BEGIN RECORD SET

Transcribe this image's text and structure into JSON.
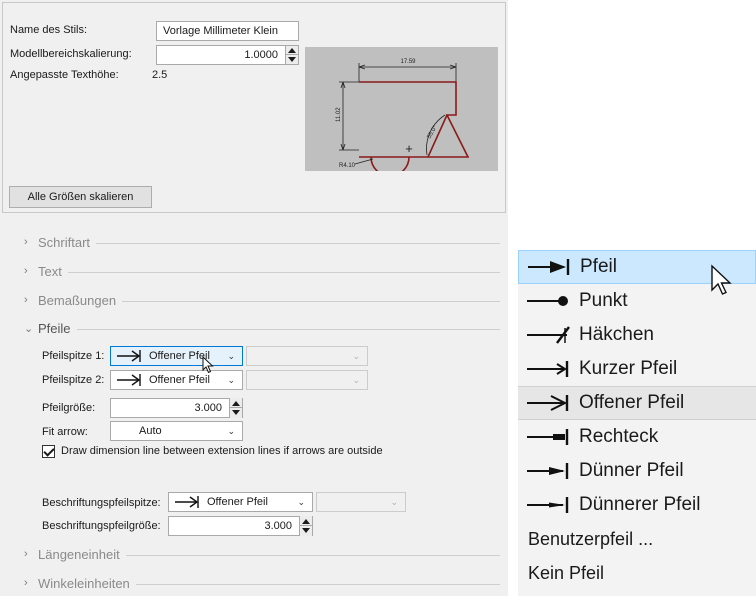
{
  "top": {
    "style_name_label": "Name des Stils:",
    "style_name_value": "Vorlage Millimeter Klein",
    "model_scale_label": "Modellbereichskalierung:",
    "model_scale_value": "1.0000",
    "text_height_label": "Angepasste Texthöhe:",
    "text_height_value": "2.5",
    "scale_all_button": "Alle Größen skalieren"
  },
  "preview": {
    "dim_top": "17.59",
    "dim_left": "11.02",
    "dim_angle": "55.0°",
    "dim_radius": "R4.10",
    "center_mark": "+"
  },
  "sections": {
    "font": "Schriftart",
    "text": "Text",
    "dimensions": "Bemaßungen",
    "arrows": "Pfeile",
    "length_unit": "Längeneinheit",
    "angle_units": "Winkeleinheiten"
  },
  "arrows": {
    "arrowhead1_label": "Pfeilspitze 1:",
    "arrowhead1_value": "Offener Pfeil",
    "arrowhead2_label": "Pfeilspitze 2:",
    "arrowhead2_value": "Offener Pfeil",
    "arrow_size_label": "Pfeilgröße:",
    "arrow_size_value": "3.000",
    "fit_arrow_label": "Fit arrow:",
    "fit_arrow_value": "Auto",
    "draw_dim_line_label": "Draw dimension line between extension lines if arrows are outside",
    "draw_dim_line_checked": true,
    "leader_arrow_label": "Beschriftungspfeilspitze:",
    "leader_arrow_value": "Offener Pfeil",
    "leader_size_label": "Beschriftungspfeilgröße:",
    "leader_size_value": "3.000"
  },
  "menu": {
    "items": [
      {
        "label": "Pfeil",
        "icon": "filled-arrow-icon",
        "state": "highlighted"
      },
      {
        "label": "Punkt",
        "icon": "dot-arrow-icon"
      },
      {
        "label": "Häkchen",
        "icon": "tick-arrow-icon"
      },
      {
        "label": "Kurzer Pfeil",
        "icon": "short-arrow-icon"
      },
      {
        "label": "Offener Pfeil",
        "icon": "open-arrow-icon",
        "state": "selected"
      },
      {
        "label": "Rechteck",
        "icon": "rectangle-arrow-icon"
      },
      {
        "label": "Dünner Pfeil",
        "icon": "thin-arrow-icon"
      },
      {
        "label": "Dünnerer Pfeil",
        "icon": "thinner-arrow-icon"
      },
      {
        "label": "Benutzerpfeil ..."
      },
      {
        "label": "Kein Pfeil"
      }
    ]
  },
  "colors": {
    "panel_bg": "#f0f0f0",
    "highlight": "#cce8ff",
    "drawing_line": "#8b1a1a",
    "preview_bg": "#bfbfbf"
  }
}
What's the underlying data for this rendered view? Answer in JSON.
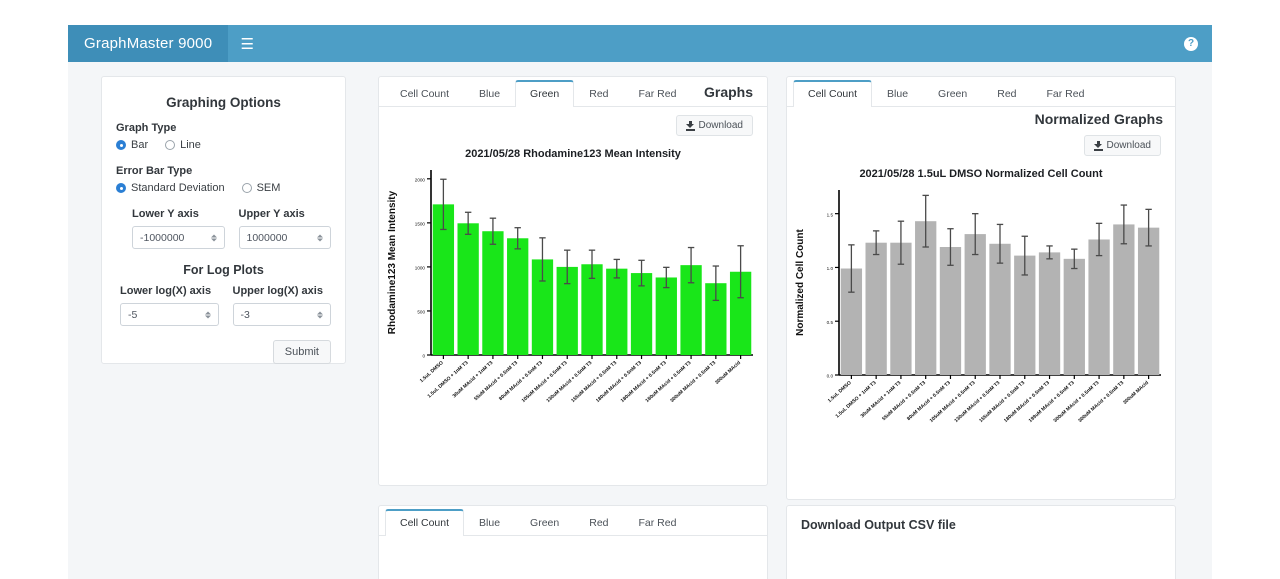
{
  "navbar": {
    "brand": "GraphMaster 9000",
    "menu_icon": "hamburger-icon",
    "help_icon": "?",
    "bg_color": "#4d9ec6",
    "brand_bg_color": "#3e8eb8"
  },
  "options_panel": {
    "title": "Graphing Options",
    "graph_type": {
      "label": "Graph Type",
      "options": [
        "Bar",
        "Line"
      ],
      "selected": "Bar"
    },
    "error_bar_type": {
      "label": "Error Bar Type",
      "options": [
        "Standard Deviation",
        "SEM"
      ],
      "selected": "Standard Deviation"
    },
    "lower_y": {
      "label": "Lower Y axis",
      "value": "-1000000"
    },
    "upper_y": {
      "label": "Upper Y axis",
      "value": "1000000"
    },
    "log_title": "For Log Plots",
    "lower_logx": {
      "label": "Lower log(X) axis",
      "value": "-5"
    },
    "upper_logx": {
      "label": "Upper log(X) axis",
      "value": "-3"
    },
    "submit_label": "Submit"
  },
  "graph_panel": {
    "heading": "Graphs",
    "tabs": [
      "Cell Count",
      "Blue",
      "Green",
      "Red",
      "Far Red"
    ],
    "active_tab": "Green",
    "download_label": "Download"
  },
  "normalized_panel": {
    "heading": "Normalized Graphs",
    "tabs": [
      "Cell Count",
      "Blue",
      "Green",
      "Red",
      "Far Red"
    ],
    "active_tab": "Cell Count",
    "download_label": "Download"
  },
  "bottom_left_panel": {
    "tabs": [
      "Cell Count",
      "Blue",
      "Green",
      "Red",
      "Far Red"
    ],
    "active_tab": "Cell Count"
  },
  "bottom_right_panel": {
    "title": "Download Output CSV file"
  },
  "chart_data": [
    {
      "id": "green-intensity-chart",
      "type": "bar",
      "title": "2021/05/28  Rhodamine123 Mean Intensity",
      "xlabel": "",
      "ylabel": "Rhodamine123 Mean Intensity",
      "ylim": [
        0,
        2100
      ],
      "yticks": [
        0,
        500,
        1000,
        1500,
        2000
      ],
      "ytick_labels": [
        "0",
        "500",
        "1000",
        "1500",
        "2000"
      ],
      "bar_color": "#19e619",
      "error_bar_color": "#4a4a4a",
      "error_bar_type": "Standard Deviation",
      "grid": false,
      "legend": "none",
      "categories": [
        "1.5uL DMSO",
        "1.5uL DMSO + 1nM T3",
        "30uM MAcid + 1nM T3",
        "55uM MAcid + 0.5nM T3",
        "80uM MAcid + 0.5nM T3",
        "105uM MAcid + 0.5nM T3",
        "130uM MAcid + 0.5nM T3",
        "155uM MAcid + 0.5nM T3",
        "180uM MAcid + 0.5nM T3",
        "180uM MAcid + 0.5nM T3",
        "180uM MAcid + 0.5nM T3",
        "300uM MAcid + 0.5nM T3",
        "300uM MAcid"
      ],
      "values": [
        1710,
        1495,
        1405,
        1325,
        1085,
        1000,
        1030,
        980,
        930,
        880,
        1020,
        815,
        945
      ],
      "errors": [
        285,
        125,
        148,
        120,
        245,
        190,
        160,
        105,
        145,
        115,
        200,
        195,
        295
      ]
    },
    {
      "id": "normalized-cell-count-chart",
      "type": "bar",
      "title": "2021/05/28  1.5uL DMSO Normalized Cell Count",
      "xlabel": "",
      "ylabel": "Normalized Cell Count",
      "ylim": [
        0,
        1.72
      ],
      "yticks": [
        0.0,
        0.5,
        1.0,
        1.5
      ],
      "ytick_labels": [
        "0.0",
        "0.5",
        "1.0",
        "1.5"
      ],
      "bar_color": "#b3b3b3",
      "error_bar_color": "#4a4a4a",
      "error_bar_type": "Standard Deviation",
      "grid": false,
      "legend": "none",
      "categories": [
        "1.5uL DMSO",
        "1.5uL DMSO + 1nM T3",
        "30uM MAcid + 1nM T3",
        "55uM MAcid + 0.5nM T3",
        "80uM MAcid + 0.5nM T3",
        "105uM MAcid + 0.5nM T3",
        "130uM MAcid + 0.5nM T3",
        "155uM MAcid + 0.5nM T3",
        "180uM MAcid + 0.5nM T3",
        "199uM MAcid + 0.5nM T3",
        "300uM MAcid + 0.5nM T3",
        "300uM MAcid + 0.5nM T3",
        "300uM MAcid"
      ],
      "values": [
        0.99,
        1.23,
        1.23,
        1.43,
        1.19,
        1.31,
        1.22,
        1.11,
        1.14,
        1.08,
        1.26,
        1.4,
        1.37
      ],
      "errors": [
        0.22,
        0.11,
        0.2,
        0.24,
        0.17,
        0.19,
        0.18,
        0.18,
        0.06,
        0.09,
        0.15,
        0.18,
        0.17
      ]
    }
  ]
}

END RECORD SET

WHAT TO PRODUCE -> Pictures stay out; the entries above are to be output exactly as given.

ANSWER FOR THIS EXERCISE ->
Transcribe this image's text and structure into JSON.
{
  "top": {
    "style_name_label": "Name des Stils:",
    "style_name_value": "Vorlage Millimeter Klein",
    "model_scale_label": "Modellbereichskalierung:",
    "model_scale_value": "1.0000",
    "text_height_label": "Angepasste Texthöhe:",
    "text_height_value": "2.5",
    "scale_all_button": "Alle Größen skalieren"
  },
  "preview": {
    "dim_top": "17.59",
    "dim_left": "11.02",
    "dim_angle": "55.0°",
    "dim_radius": "R4.10",
    "center_mark": "+"
  },
  "sections": {
    "font": "Schriftart",
    "text": "Text",
    "dimensions": "Bemaßungen",
    "arrows": "Pfeile",
    "length_unit": "Längeneinheit",
    "angle_units": "Winkeleinheiten"
  },
  "arrows": {
    "arrowhead1_label": "Pfeilspitze 1:",
    "arrowhead1_value": "Offener Pfeil",
    "arrowhead2_label": "Pfeilspitze 2:",
    "arrowhead2_value": "Offener Pfeil",
    "arrow_size_label": "Pfeilgröße:",
    "arrow_size_value": "3.000",
    "fit_arrow_label": "Fit arrow:",
    "fit_arrow_value": "Auto",
    "draw_dim_line_label": "Draw dimension line between extension lines if arrows are outside",
    "draw_dim_line_checked": true,
    "leader_arrow_label": "Beschriftungspfeilspitze:",
    "leader_arrow_value": "Offener Pfeil",
    "leader_size_label": "Beschriftungspfeilgröße:",
    "leader_size_value": "3.000"
  },
  "menu": {
    "items": [
      {
        "label": "Pfeil",
        "icon": "filled-arrow-icon",
        "state": "highlighted"
      },
      {
        "label": "Punkt",
        "icon": "dot-arrow-icon"
      },
      {
        "label": "Häkchen",
        "icon": "tick-arrow-icon"
      },
      {
        "label": "Kurzer Pfeil",
        "icon": "short-arrow-icon"
      },
      {
        "label": "Offener Pfeil",
        "icon": "open-arrow-icon",
        "state": "selected"
      },
      {
        "label": "Rechteck",
        "icon": "rectangle-arrow-icon"
      },
      {
        "label": "Dünner Pfeil",
        "icon": "thin-arrow-icon"
      },
      {
        "label": "Dünnerer Pfeil",
        "icon": "thinner-arrow-icon"
      },
      {
        "label": "Benutzerpfeil ..."
      },
      {
        "label": "Kein Pfeil"
      }
    ]
  },
  "colors": {
    "panel_bg": "#f0f0f0",
    "highlight": "#cce8ff",
    "drawing_line": "#8b1a1a",
    "preview_bg": "#bfbfbf"
  }
}
What's the underlying data for this rendered view? Answer in JSON.
{
  "navbar": {
    "brand": "GraphMaster 9000",
    "menu_icon": "hamburger-icon",
    "help_icon": "?",
    "bg_color": "#4d9ec6",
    "brand_bg_color": "#3e8eb8"
  },
  "options_panel": {
    "title": "Graphing Options",
    "graph_type": {
      "label": "Graph Type",
      "options": [
        "Bar",
        "Line"
      ],
      "selected": "Bar"
    },
    "error_bar_type": {
      "label": "Error Bar Type",
      "options": [
        "Standard Deviation",
        "SEM"
      ],
      "selected": "Standard Deviation"
    },
    "lower_y": {
      "label": "Lower Y axis",
      "value": "-1000000"
    },
    "upper_y": {
      "label": "Upper Y axis",
      "value": "1000000"
    },
    "log_title": "For Log Plots",
    "lower_logx": {
      "label": "Lower log(X) axis",
      "value": "-5"
    },
    "upper_logx": {
      "label": "Upper log(X) axis",
      "value": "-3"
    },
    "submit_label": "Submit"
  },
  "graph_panel": {
    "heading": "Graphs",
    "tabs": [
      "Cell Count",
      "Blue",
      "Green",
      "Red",
      "Far Red"
    ],
    "active_tab": "Green",
    "download_label": "Download"
  },
  "normalized_panel": {
    "heading": "Normalized Graphs",
    "tabs": [
      "Cell Count",
      "Blue",
      "Green",
      "Red",
      "Far Red"
    ],
    "active_tab": "Cell Count",
    "download_label": "Download"
  },
  "bottom_left_panel": {
    "tabs": [
      "Cell Count",
      "Blue",
      "Green",
      "Red",
      "Far Red"
    ],
    "active_tab": "Cell Count"
  },
  "bottom_right_panel": {
    "title": "Download Output CSV file"
  },
  "chart_data": [
    {
      "id": "green-intensity-chart",
      "type": "bar",
      "title": "2021/05/28  Rhodamine123 Mean Intensity",
      "xlabel": "",
      "ylabel": "Rhodamine123 Mean Intensity",
      "ylim": [
        0,
        2100
      ],
      "yticks": [
        0,
        500,
        1000,
        1500,
        2000
      ],
      "ytick_labels": [
        "0",
        "500",
        "1000",
        "1500",
        "2000"
      ],
      "bar_color": "#19e619",
      "error_bar_color": "#4a4a4a",
      "error_bar_type": "Standard Deviation",
      "grid": false,
      "legend": "none",
      "categories": [
        "1.5uL DMSO",
        "1.5uL DMSO + 1nM T3",
        "30uM MAcid + 1nM T3",
        "55uM MAcid + 0.5nM T3",
        "80uM MAcid + 0.5nM T3",
        "105uM MAcid + 0.5nM T3",
        "130uM MAcid + 0.5nM T3",
        "155uM MAcid + 0.5nM T3",
        "180uM MAcid + 0.5nM T3",
        "180uM MAcid + 0.5nM T3",
        "180uM MAcid + 0.5nM T3",
        "300uM MAcid + 0.5nM T3",
        "300uM MAcid"
      ],
      "values": [
        1710,
        1495,
        1405,
        1325,
        1085,
        1000,
        1030,
        980,
        930,
        880,
        1020,
        815,
        945
      ],
      "errors": [
        285,
        125,
        148,
        120,
        245,
        190,
        160,
        105,
        145,
        115,
        200,
        195,
        295
      ]
    },
    {
      "id": "normalized-cell-count-chart",
      "type": "bar",
      "title": "2021/05/28  1.5uL DMSO Normalized Cell Count",
      "xlabel": "",
      "ylabel": "Normalized Cell Count",
      "ylim": [
        0,
        1.72
      ],
      "yticks": [
        0.0,
        0.5,
        1.0,
        1.5
      ],
      "ytick_labels": [
        "0.0",
        "0.5",
        "1.0",
        "1.5"
      ],
      "bar_color": "#b3b3b3",
      "error_bar_color": "#4a4a4a",
      "error_bar_type": "Standard Deviation",
      "grid": false,
      "legend": "none",
      "categories": [
        "1.5uL DMSO",
        "1.5uL DMSO + 1nM T3",
        "30uM MAcid + 1nM T3",
        "55uM MAcid + 0.5nM T3",
        "80uM MAcid + 0.5nM T3",
        "105uM MAcid + 0.5nM T3",
        "130uM MAcid + 0.5nM T3",
        "155uM MAcid + 0.5nM T3",
        "180uM MAcid + 0.5nM T3",
        "199uM MAcid + 0.5nM T3",
        "300uM MAcid + 0.5nM T3",
        "300uM MAcid + 0.5nM T3",
        "300uM MAcid"
      ],
      "values": [
        0.99,
        1.23,
        1.23,
        1.43,
        1.19,
        1.31,
        1.22,
        1.11,
        1.14,
        1.08,
        1.26,
        1.4,
        1.37
      ],
      "errors": [
        0.22,
        0.11,
        0.2,
        0.24,
        0.17,
        0.19,
        0.18,
        0.18,
        0.06,
        0.09,
        0.15,
        0.18,
        0.17
      ]
    }
  ]
}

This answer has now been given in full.